This is an important map for Kenya as well, as it shows "Mombass Island", now Mombasa, with a pictorial depiction of the urban development there. Several forts and churches are shown. Houses, flags, and anchorages are also depicted.

The coast of Madagascar is shown in great detail, with soundings and reefs depicted.

Reunion is shown at the far right of the map, called "I. Burbon" as was the French convention at the time.

The present example of the map is from the 1734 edition of Mount & Page's publication of the English Pilot, the Third Book, which was the definitive English-language sea chart book for the voyage to the East Indies when it was first introduced in the 17th century. The English Pilot, The Third Book is very scarce on the market; the last example to appear at auction was sold for over 150,000 euros.

This state of the map obliterates the imprint found below the title.

Samuel Thornton (d. 1715) was the son of and heir to John Thornton, the preeminent English mapmaker of the last quarter of the 17th century.

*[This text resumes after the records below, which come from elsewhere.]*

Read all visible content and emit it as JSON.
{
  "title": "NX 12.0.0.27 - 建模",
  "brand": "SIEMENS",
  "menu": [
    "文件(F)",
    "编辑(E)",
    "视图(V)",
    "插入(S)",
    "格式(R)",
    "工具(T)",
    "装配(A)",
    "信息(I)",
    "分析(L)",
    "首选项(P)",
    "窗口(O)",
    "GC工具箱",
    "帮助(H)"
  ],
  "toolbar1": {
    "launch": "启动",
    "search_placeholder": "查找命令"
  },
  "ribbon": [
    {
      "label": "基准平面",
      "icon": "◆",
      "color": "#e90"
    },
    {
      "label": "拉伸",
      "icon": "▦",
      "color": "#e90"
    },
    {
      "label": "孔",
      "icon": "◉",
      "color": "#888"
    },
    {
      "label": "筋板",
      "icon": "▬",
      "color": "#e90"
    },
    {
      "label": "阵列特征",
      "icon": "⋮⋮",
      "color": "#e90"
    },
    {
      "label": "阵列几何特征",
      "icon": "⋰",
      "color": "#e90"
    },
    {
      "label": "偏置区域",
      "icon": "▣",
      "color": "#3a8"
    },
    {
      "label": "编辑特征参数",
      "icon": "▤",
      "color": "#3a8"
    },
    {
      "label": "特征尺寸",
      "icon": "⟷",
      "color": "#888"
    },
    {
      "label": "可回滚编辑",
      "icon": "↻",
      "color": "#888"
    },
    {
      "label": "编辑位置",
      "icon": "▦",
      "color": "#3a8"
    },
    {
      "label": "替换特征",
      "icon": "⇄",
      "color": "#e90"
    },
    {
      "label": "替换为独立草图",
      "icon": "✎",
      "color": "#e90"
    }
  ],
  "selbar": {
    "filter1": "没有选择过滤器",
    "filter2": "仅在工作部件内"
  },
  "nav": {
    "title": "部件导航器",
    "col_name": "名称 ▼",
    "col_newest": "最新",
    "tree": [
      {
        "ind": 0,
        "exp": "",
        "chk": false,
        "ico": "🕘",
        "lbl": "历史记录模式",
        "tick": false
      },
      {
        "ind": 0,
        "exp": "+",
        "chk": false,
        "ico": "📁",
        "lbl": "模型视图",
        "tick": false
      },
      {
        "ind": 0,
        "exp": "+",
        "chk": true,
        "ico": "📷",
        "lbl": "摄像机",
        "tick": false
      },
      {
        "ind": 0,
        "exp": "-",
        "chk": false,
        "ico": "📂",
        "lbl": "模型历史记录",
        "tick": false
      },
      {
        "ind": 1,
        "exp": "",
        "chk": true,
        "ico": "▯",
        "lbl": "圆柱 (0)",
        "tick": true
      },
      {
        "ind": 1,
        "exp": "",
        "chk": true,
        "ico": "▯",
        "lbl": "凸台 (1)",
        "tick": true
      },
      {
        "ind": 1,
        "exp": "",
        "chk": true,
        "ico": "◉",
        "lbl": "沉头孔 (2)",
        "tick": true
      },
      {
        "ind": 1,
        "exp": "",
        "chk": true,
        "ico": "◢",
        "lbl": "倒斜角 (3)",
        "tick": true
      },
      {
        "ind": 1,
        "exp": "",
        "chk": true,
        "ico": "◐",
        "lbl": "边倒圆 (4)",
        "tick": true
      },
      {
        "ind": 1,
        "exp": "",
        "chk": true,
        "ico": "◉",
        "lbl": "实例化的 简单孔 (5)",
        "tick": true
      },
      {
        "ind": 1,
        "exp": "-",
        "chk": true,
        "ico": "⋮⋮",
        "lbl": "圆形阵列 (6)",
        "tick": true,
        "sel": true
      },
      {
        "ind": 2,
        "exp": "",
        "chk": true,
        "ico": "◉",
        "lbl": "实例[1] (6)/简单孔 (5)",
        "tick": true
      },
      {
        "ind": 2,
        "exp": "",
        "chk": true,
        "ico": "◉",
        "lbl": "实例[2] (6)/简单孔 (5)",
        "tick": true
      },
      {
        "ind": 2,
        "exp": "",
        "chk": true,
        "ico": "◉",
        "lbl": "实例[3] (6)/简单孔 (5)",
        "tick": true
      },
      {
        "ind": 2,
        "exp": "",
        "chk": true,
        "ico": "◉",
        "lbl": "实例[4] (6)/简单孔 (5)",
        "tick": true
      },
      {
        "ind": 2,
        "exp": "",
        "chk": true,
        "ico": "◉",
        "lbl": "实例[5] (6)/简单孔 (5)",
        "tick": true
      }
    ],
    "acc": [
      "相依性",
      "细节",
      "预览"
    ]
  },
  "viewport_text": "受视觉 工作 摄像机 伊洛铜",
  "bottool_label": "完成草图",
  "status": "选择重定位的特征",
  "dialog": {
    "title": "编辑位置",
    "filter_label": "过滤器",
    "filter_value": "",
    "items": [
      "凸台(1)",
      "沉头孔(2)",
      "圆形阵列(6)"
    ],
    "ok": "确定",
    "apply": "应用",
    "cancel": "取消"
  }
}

After John's death in 1708, Samuel continued his business, updating the imprints to include his own name. After that, many of the plates passed to Richard Mount and Thomas Page.

Samuel Thornton Biography

John Thornton was a respected and prominent chartmaker in London in the latter part of the seventeenth century. He was one of the final members of the Thames School of chartmakers and served as the hydrographer to the Hudson's Bay Company and the East India Company. He produced a large variety of printed charts, maps, and atlases in his career, but he was also a renowned manuscript chart maker. Born in London in 1641, he was apprenticed in the Drapers Company to a chartmaker, John Burston. After being made free of the company (1665), he was part of the combine that took over John Seller’ English Pilot in 1677. Thornton was trusted by the naval and navigational establishment of the day; one of his clients was Samuel Pepys, naval administrator and diarist. Thornton died in 1708, leaving his stock to his son, Samuel, who carried on the business.

Samuel, born in ca. 1665, also had apprenticed in the Drapers Company and was made free a year after his father’s death. He continued the business until 1715, when he died. His stock then passed to Richard Mount and Thomas Page.